Chrysomeline (Leaf) beetles, for example, have chemical defense glands. Originally, they synthesized the chemicals themselves. During the course of their evolution, however, the became dependent on plant hosts to acquire the chemicals they use for defense (in other words, they incorporate the host plants toxins into their own defense system).

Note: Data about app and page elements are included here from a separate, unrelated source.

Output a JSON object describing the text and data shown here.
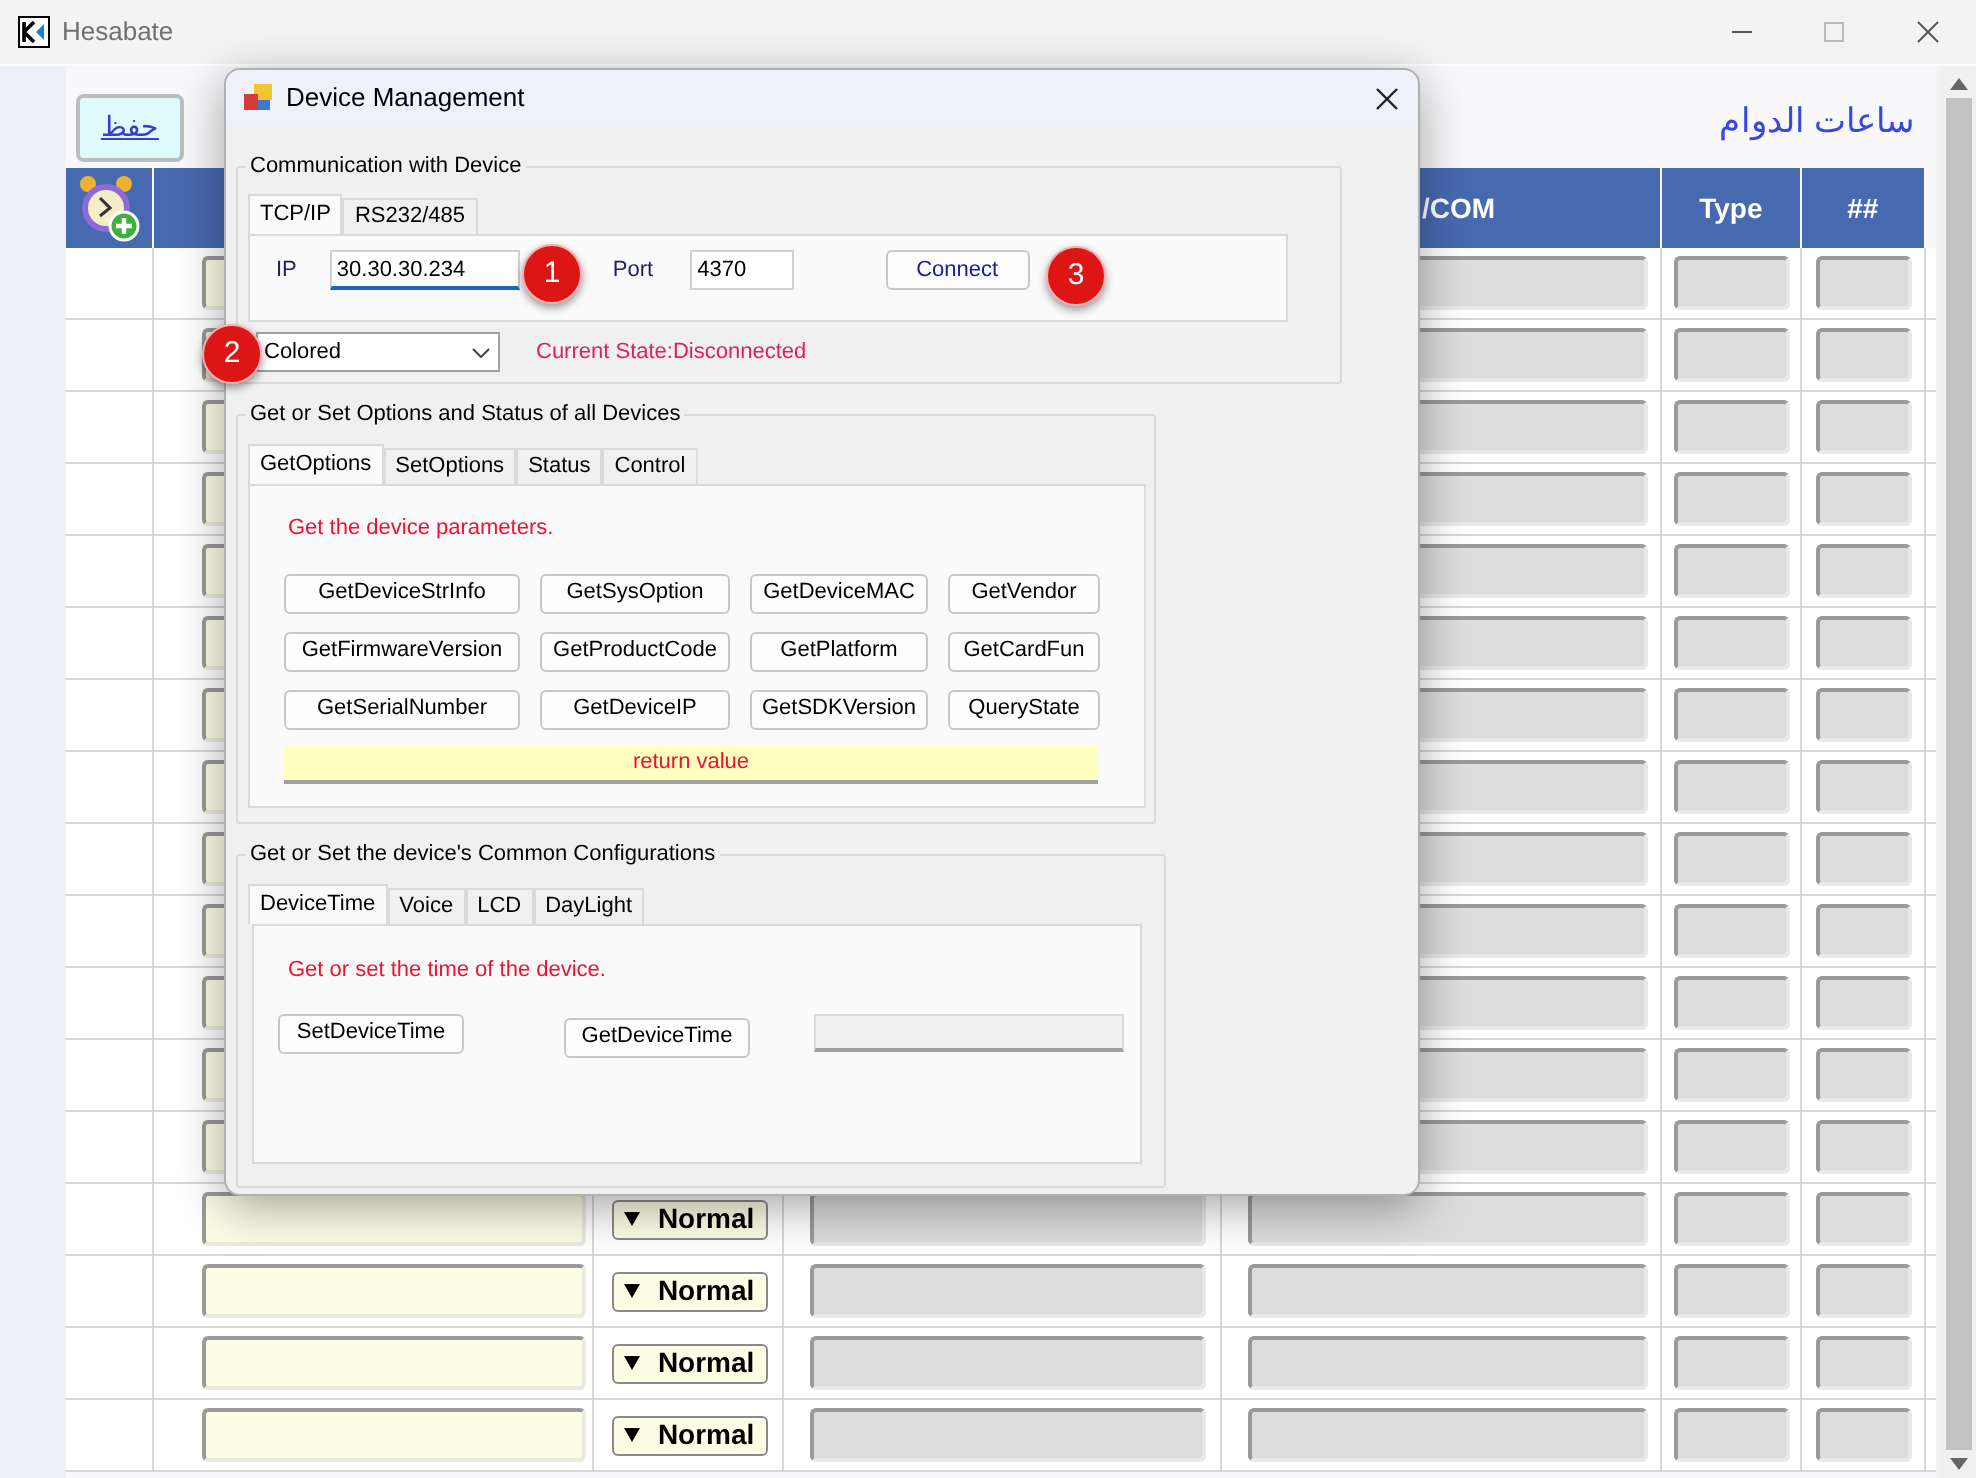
{
  "window": {
    "title": "Hesabate"
  },
  "page": {
    "save_button": "حفظ",
    "title": "ساعات الدوام"
  },
  "table": {
    "columns": [
      {
        "label": "/COM"
      },
      {
        "label": "Type"
      },
      {
        "label": "##"
      }
    ],
    "rows": [
      {
        "kind": "covered"
      },
      {
        "kind": "covered"
      },
      {
        "kind": "covered"
      },
      {
        "kind": "covered"
      },
      {
        "kind": "covered"
      },
      {
        "kind": "covered"
      },
      {
        "kind": "covered"
      },
      {
        "kind": "covered"
      },
      {
        "kind": "covered"
      },
      {
        "kind": "covered"
      },
      {
        "kind": "covered"
      },
      {
        "kind": "covered"
      },
      {
        "kind": "covered"
      },
      {
        "kind": "priority",
        "priority": "Normal"
      },
      {
        "kind": "priority",
        "priority": "Normal"
      },
      {
        "kind": "priority",
        "priority": "Normal"
      },
      {
        "kind": "priority",
        "priority": "Normal"
      }
    ]
  },
  "dialog": {
    "title": "Device Management",
    "communication": {
      "legend": "Communication with Device",
      "tabs": [
        {
          "label": "TCP/IP",
          "selected": true
        },
        {
          "label": "RS232/485",
          "selected": false
        }
      ],
      "ip_label": "IP",
      "ip": "30.30.30.234",
      "port_label": "Port",
      "port": "4370",
      "connect_button": "Connect",
      "mode": "Colored",
      "state": "Current State:Disconnected",
      "step_badges": [
        "1",
        "2",
        "3"
      ]
    },
    "options": {
      "legend": "Get or Set Options and Status of all Devices",
      "tabs": [
        {
          "label": "GetOptions",
          "selected": true
        },
        {
          "label": "SetOptions",
          "selected": false
        },
        {
          "label": "Status",
          "selected": false
        },
        {
          "label": "Control",
          "selected": false
        }
      ],
      "hint": "Get the device parameters.",
      "buttons": [
        "GetDeviceStrInfo",
        "GetSysOption",
        "GetDeviceMAC",
        "GetVendor",
        "GetFirmwareVersion",
        "GetProductCode",
        "GetPlatform",
        "GetCardFun",
        "GetSerialNumber",
        "GetDeviceIP",
        "GetSDKVersion",
        "QueryState"
      ],
      "return_value": "return value"
    },
    "config": {
      "legend": "Get or Set the device's Common Configurations",
      "tabs": [
        {
          "label": "DeviceTime",
          "selected": true
        },
        {
          "label": "Voice",
          "selected": false
        },
        {
          "label": "LCD",
          "selected": false
        },
        {
          "label": "DayLight",
          "selected": false
        }
      ],
      "hint": "Get or set the time of the device.",
      "buttons": [
        "SetDeviceTime",
        "GetDeviceTime"
      ]
    }
  }
}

Fireflies illustrate another, creepy, way insects can acquire chemical defenses. Female fireflies of the genus Photuris imitate females of the genus Photinus. Once they attract a male of the genus Photinus they eat him! Photinus species have a chemical called lucibufagin (similar to a chemical found in the chinese toad) which are extremely noxius to the insects that prey on fireflies (mainly jumping spiders). So female Photuris acquire the chemical by ingesting male Photinus. Then when attacked they engage in what is called reflexive bleeding and the chemical in their blood drives the predator away. They also incorporate the chemical into eggs when they lay them so their offspring is protected.
Today I have another example of both these phenomena, this time among vertebrates.
Davison was on a previous thread whining about the fact that I am a pseudoanonymous blogger. As you listen to this, just change the word “men” to “afarensis” and the letter “m” to the letter “a” (Davison is good at changing letters so this should be easy for him).
Now that I have revealed that I am part of AIB (thats Afarensis in Black) to you all, expect someone to show up with a mindflash thingy to give you new memories….
As you are no doubt aware, ScienceBlogs has started a new multiblog series on science basics. Several people have suggested I do a few posts on dating techniques, such as radiocarbon, which I am happy to do. Before I get started on that (I was planning on doing several other techniques as well) I would like to throw this out for your consideration.